There were whistles piercing the air, and the applause only grew louder.
“How did he do that?” exclaimed the woman next to him, clapping furiously.
Jude Newcastle knew how.
“It’s like mirrors or something,” her companion shouted. The man clapped just as frantically as his friend, his voice barely audible over the din. “Or maybe a mask.”
Jude smirked. These mortals had no clue. Then again, not that long ago, he’d had no idea either. As he waited for the crowd to begin filing out, he made his plans. First, he’d head straight to headquarters. All of his suspicions had just been confirmed. It still amazed him that none of his Templar brothers bothered with The Strip. Perhaps they’d been too long in the harness. Or maybe this was the role of the next generation. Either way, Jude had done the most logical thing: he’d taken the war to the enemy’s turf. What better locale than the Las Vegas Strip?

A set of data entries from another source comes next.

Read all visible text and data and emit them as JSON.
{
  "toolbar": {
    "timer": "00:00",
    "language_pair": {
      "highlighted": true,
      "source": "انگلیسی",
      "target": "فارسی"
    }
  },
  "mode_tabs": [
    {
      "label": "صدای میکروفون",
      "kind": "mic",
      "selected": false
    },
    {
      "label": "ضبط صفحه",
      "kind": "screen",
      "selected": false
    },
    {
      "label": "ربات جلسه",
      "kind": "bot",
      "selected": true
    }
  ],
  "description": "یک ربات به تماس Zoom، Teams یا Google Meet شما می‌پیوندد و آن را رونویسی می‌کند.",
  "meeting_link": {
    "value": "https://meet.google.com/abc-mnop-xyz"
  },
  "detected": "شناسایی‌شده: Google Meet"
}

The couple next to him finally stopped applauding, and the first row was starting to move.
“We have to get tickets to the November show,” the woman said. She was typing on her phone. “If it’s not sold out.”
Jude couldn’t help but sigh a little. Only last summer, his mega-church was the hot ticket, maybe even hotter than Conleth. It was the first thing that had tipped Jude off. The church’s Cirque du Soleil style extravaganza, complete with rock bands, lasers, and an enormous screen above the arena, had been the season’s show not to miss. In a way, it still ticked him off. He put his hands in his pockets as he stepped slowly into the aisle, and merged with the rest of the crowd. But the church wasn’t really his concern anymore. His Templar brothers had made that clear. More often than not, the church repudiated them. He’d never really fit there anyway. He’d always known that he was destined for greater things—important things, serious things, even deadly. His blood initiation had impressed that upon him.
Over the heads of the couple in front of him, the exit from the theater was finally in sight. As he emerged from the auditorium, the buzz of excited conversation faded away. Jude smiled as he took up his normal, long stride. What hadn’t faded was the tingling, almost electric, feeling along his spine. He nodded and smiled to himself. It was just as his Templar brothers had said it would be. There had been Wiccans on that stage.